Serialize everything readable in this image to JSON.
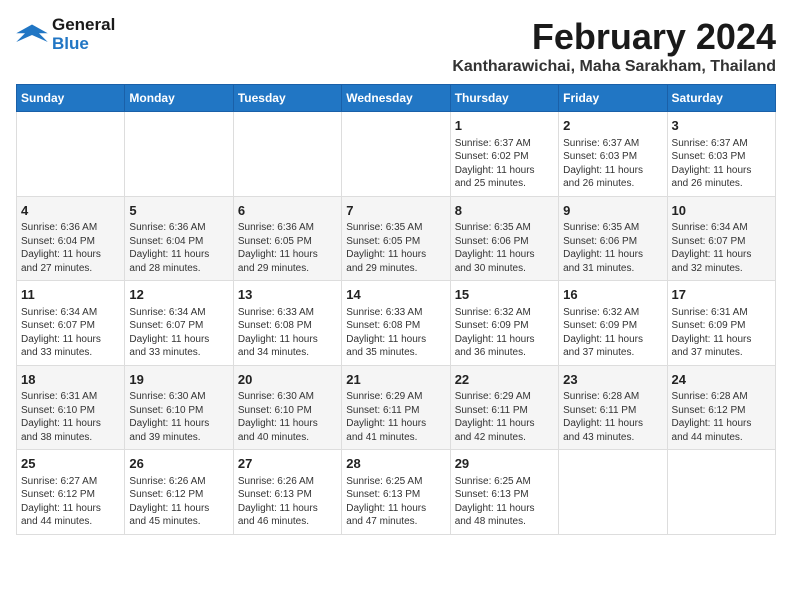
{
  "logo": {
    "line1": "General",
    "line2": "Blue"
  },
  "title": "February 2024",
  "subtitle": "Kantharawichai, Maha Sarakham, Thailand",
  "weekdays": [
    "Sunday",
    "Monday",
    "Tuesday",
    "Wednesday",
    "Thursday",
    "Friday",
    "Saturday"
  ],
  "rows": [
    [
      {
        "day": "",
        "content": ""
      },
      {
        "day": "",
        "content": ""
      },
      {
        "day": "",
        "content": ""
      },
      {
        "day": "",
        "content": ""
      },
      {
        "day": "1",
        "content": "Sunrise: 6:37 AM\nSunset: 6:02 PM\nDaylight: 11 hours\nand 25 minutes."
      },
      {
        "day": "2",
        "content": "Sunrise: 6:37 AM\nSunset: 6:03 PM\nDaylight: 11 hours\nand 26 minutes."
      },
      {
        "day": "3",
        "content": "Sunrise: 6:37 AM\nSunset: 6:03 PM\nDaylight: 11 hours\nand 26 minutes."
      }
    ],
    [
      {
        "day": "4",
        "content": "Sunrise: 6:36 AM\nSunset: 6:04 PM\nDaylight: 11 hours\nand 27 minutes."
      },
      {
        "day": "5",
        "content": "Sunrise: 6:36 AM\nSunset: 6:04 PM\nDaylight: 11 hours\nand 28 minutes."
      },
      {
        "day": "6",
        "content": "Sunrise: 6:36 AM\nSunset: 6:05 PM\nDaylight: 11 hours\nand 29 minutes."
      },
      {
        "day": "7",
        "content": "Sunrise: 6:35 AM\nSunset: 6:05 PM\nDaylight: 11 hours\nand 29 minutes."
      },
      {
        "day": "8",
        "content": "Sunrise: 6:35 AM\nSunset: 6:06 PM\nDaylight: 11 hours\nand 30 minutes."
      },
      {
        "day": "9",
        "content": "Sunrise: 6:35 AM\nSunset: 6:06 PM\nDaylight: 11 hours\nand 31 minutes."
      },
      {
        "day": "10",
        "content": "Sunrise: 6:34 AM\nSunset: 6:07 PM\nDaylight: 11 hours\nand 32 minutes."
      }
    ],
    [
      {
        "day": "11",
        "content": "Sunrise: 6:34 AM\nSunset: 6:07 PM\nDaylight: 11 hours\nand 33 minutes."
      },
      {
        "day": "12",
        "content": "Sunrise: 6:34 AM\nSunset: 6:07 PM\nDaylight: 11 hours\nand 33 minutes."
      },
      {
        "day": "13",
        "content": "Sunrise: 6:33 AM\nSunset: 6:08 PM\nDaylight: 11 hours\nand 34 minutes."
      },
      {
        "day": "14",
        "content": "Sunrise: 6:33 AM\nSunset: 6:08 PM\nDaylight: 11 hours\nand 35 minutes."
      },
      {
        "day": "15",
        "content": "Sunrise: 6:32 AM\nSunset: 6:09 PM\nDaylight: 11 hours\nand 36 minutes."
      },
      {
        "day": "16",
        "content": "Sunrise: 6:32 AM\nSunset: 6:09 PM\nDaylight: 11 hours\nand 37 minutes."
      },
      {
        "day": "17",
        "content": "Sunrise: 6:31 AM\nSunset: 6:09 PM\nDaylight: 11 hours\nand 37 minutes."
      }
    ],
    [
      {
        "day": "18",
        "content": "Sunrise: 6:31 AM\nSunset: 6:10 PM\nDaylight: 11 hours\nand 38 minutes."
      },
      {
        "day": "19",
        "content": "Sunrise: 6:30 AM\nSunset: 6:10 PM\nDaylight: 11 hours\nand 39 minutes."
      },
      {
        "day": "20",
        "content": "Sunrise: 6:30 AM\nSunset: 6:10 PM\nDaylight: 11 hours\nand 40 minutes."
      },
      {
        "day": "21",
        "content": "Sunrise: 6:29 AM\nSunset: 6:11 PM\nDaylight: 11 hours\nand 41 minutes."
      },
      {
        "day": "22",
        "content": "Sunrise: 6:29 AM\nSunset: 6:11 PM\nDaylight: 11 hours\nand 42 minutes."
      },
      {
        "day": "23",
        "content": "Sunrise: 6:28 AM\nSunset: 6:11 PM\nDaylight: 11 hours\nand 43 minutes."
      },
      {
        "day": "24",
        "content": "Sunrise: 6:28 AM\nSunset: 6:12 PM\nDaylight: 11 hours\nand 44 minutes."
      }
    ],
    [
      {
        "day": "25",
        "content": "Sunrise: 6:27 AM\nSunset: 6:12 PM\nDaylight: 11 hours\nand 44 minutes."
      },
      {
        "day": "26",
        "content": "Sunrise: 6:26 AM\nSunset: 6:12 PM\nDaylight: 11 hours\nand 45 minutes."
      },
      {
        "day": "27",
        "content": "Sunrise: 6:26 AM\nSunset: 6:13 PM\nDaylight: 11 hours\nand 46 minutes."
      },
      {
        "day": "28",
        "content": "Sunrise: 6:25 AM\nSunset: 6:13 PM\nDaylight: 11 hours\nand 47 minutes."
      },
      {
        "day": "29",
        "content": "Sunrise: 6:25 AM\nSunset: 6:13 PM\nDaylight: 11 hours\nand 48 minutes."
      },
      {
        "day": "",
        "content": ""
      },
      {
        "day": "",
        "content": ""
      }
    ]
  ]
}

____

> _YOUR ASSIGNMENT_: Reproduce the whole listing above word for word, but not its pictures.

> _EXERCISE OUTPUT_:
Serialize everything readable in this image to JSON.
{
  "logo": {
    "line1": "General",
    "line2": "Blue"
  },
  "title": "February 2024",
  "subtitle": "Kantharawichai, Maha Sarakham, Thailand",
  "weekdays": [
    "Sunday",
    "Monday",
    "Tuesday",
    "Wednesday",
    "Thursday",
    "Friday",
    "Saturday"
  ],
  "rows": [
    [
      {
        "day": "",
        "content": ""
      },
      {
        "day": "",
        "content": ""
      },
      {
        "day": "",
        "content": ""
      },
      {
        "day": "",
        "content": ""
      },
      {
        "day": "1",
        "content": "Sunrise: 6:37 AM\nSunset: 6:02 PM\nDaylight: 11 hours\nand 25 minutes."
      },
      {
        "day": "2",
        "content": "Sunrise: 6:37 AM\nSunset: 6:03 PM\nDaylight: 11 hours\nand 26 minutes."
      },
      {
        "day": "3",
        "content": "Sunrise: 6:37 AM\nSunset: 6:03 PM\nDaylight: 11 hours\nand 26 minutes."
      }
    ],
    [
      {
        "day": "4",
        "content": "Sunrise: 6:36 AM\nSunset: 6:04 PM\nDaylight: 11 hours\nand 27 minutes."
      },
      {
        "day": "5",
        "content": "Sunrise: 6:36 AM\nSunset: 6:04 PM\nDaylight: 11 hours\nand 28 minutes."
      },
      {
        "day": "6",
        "content": "Sunrise: 6:36 AM\nSunset: 6:05 PM\nDaylight: 11 hours\nand 29 minutes."
      },
      {
        "day": "7",
        "content": "Sunrise: 6:35 AM\nSunset: 6:05 PM\nDaylight: 11 hours\nand 29 minutes."
      },
      {
        "day": "8",
        "content": "Sunrise: 6:35 AM\nSunset: 6:06 PM\nDaylight: 11 hours\nand 30 minutes."
      },
      {
        "day": "9",
        "content": "Sunrise: 6:35 AM\nSunset: 6:06 PM\nDaylight: 11 hours\nand 31 minutes."
      },
      {
        "day": "10",
        "content": "Sunrise: 6:34 AM\nSunset: 6:07 PM\nDaylight: 11 hours\nand 32 minutes."
      }
    ],
    [
      {
        "day": "11",
        "content": "Sunrise: 6:34 AM\nSunset: 6:07 PM\nDaylight: 11 hours\nand 33 minutes."
      },
      {
        "day": "12",
        "content": "Sunrise: 6:34 AM\nSunset: 6:07 PM\nDaylight: 11 hours\nand 33 minutes."
      },
      {
        "day": "13",
        "content": "Sunrise: 6:33 AM\nSunset: 6:08 PM\nDaylight: 11 hours\nand 34 minutes."
      },
      {
        "day": "14",
        "content": "Sunrise: 6:33 AM\nSunset: 6:08 PM\nDaylight: 11 hours\nand 35 minutes."
      },
      {
        "day": "15",
        "content": "Sunrise: 6:32 AM\nSunset: 6:09 PM\nDaylight: 11 hours\nand 36 minutes."
      },
      {
        "day": "16",
        "content": "Sunrise: 6:32 AM\nSunset: 6:09 PM\nDaylight: 11 hours\nand 37 minutes."
      },
      {
        "day": "17",
        "content": "Sunrise: 6:31 AM\nSunset: 6:09 PM\nDaylight: 11 hours\nand 37 minutes."
      }
    ],
    [
      {
        "day": "18",
        "content": "Sunrise: 6:31 AM\nSunset: 6:10 PM\nDaylight: 11 hours\nand 38 minutes."
      },
      {
        "day": "19",
        "content": "Sunrise: 6:30 AM\nSunset: 6:10 PM\nDaylight: 11 hours\nand 39 minutes."
      },
      {
        "day": "20",
        "content": "Sunrise: 6:30 AM\nSunset: 6:10 PM\nDaylight: 11 hours\nand 40 minutes."
      },
      {
        "day": "21",
        "content": "Sunrise: 6:29 AM\nSunset: 6:11 PM\nDaylight: 11 hours\nand 41 minutes."
      },
      {
        "day": "22",
        "content": "Sunrise: 6:29 AM\nSunset: 6:11 PM\nDaylight: 11 hours\nand 42 minutes."
      },
      {
        "day": "23",
        "content": "Sunrise: 6:28 AM\nSunset: 6:11 PM\nDaylight: 11 hours\nand 43 minutes."
      },
      {
        "day": "24",
        "content": "Sunrise: 6:28 AM\nSunset: 6:12 PM\nDaylight: 11 hours\nand 44 minutes."
      }
    ],
    [
      {
        "day": "25",
        "content": "Sunrise: 6:27 AM\nSunset: 6:12 PM\nDaylight: 11 hours\nand 44 minutes."
      },
      {
        "day": "26",
        "content": "Sunrise: 6:26 AM\nSunset: 6:12 PM\nDaylight: 11 hours\nand 45 minutes."
      },
      {
        "day": "27",
        "content": "Sunrise: 6:26 AM\nSunset: 6:13 PM\nDaylight: 11 hours\nand 46 minutes."
      },
      {
        "day": "28",
        "content": "Sunrise: 6:25 AM\nSunset: 6:13 PM\nDaylight: 11 hours\nand 47 minutes."
      },
      {
        "day": "29",
        "content": "Sunrise: 6:25 AM\nSunset: 6:13 PM\nDaylight: 11 hours\nand 48 minutes."
      },
      {
        "day": "",
        "content": ""
      },
      {
        "day": "",
        "content": ""
      }
    ]
  ]
}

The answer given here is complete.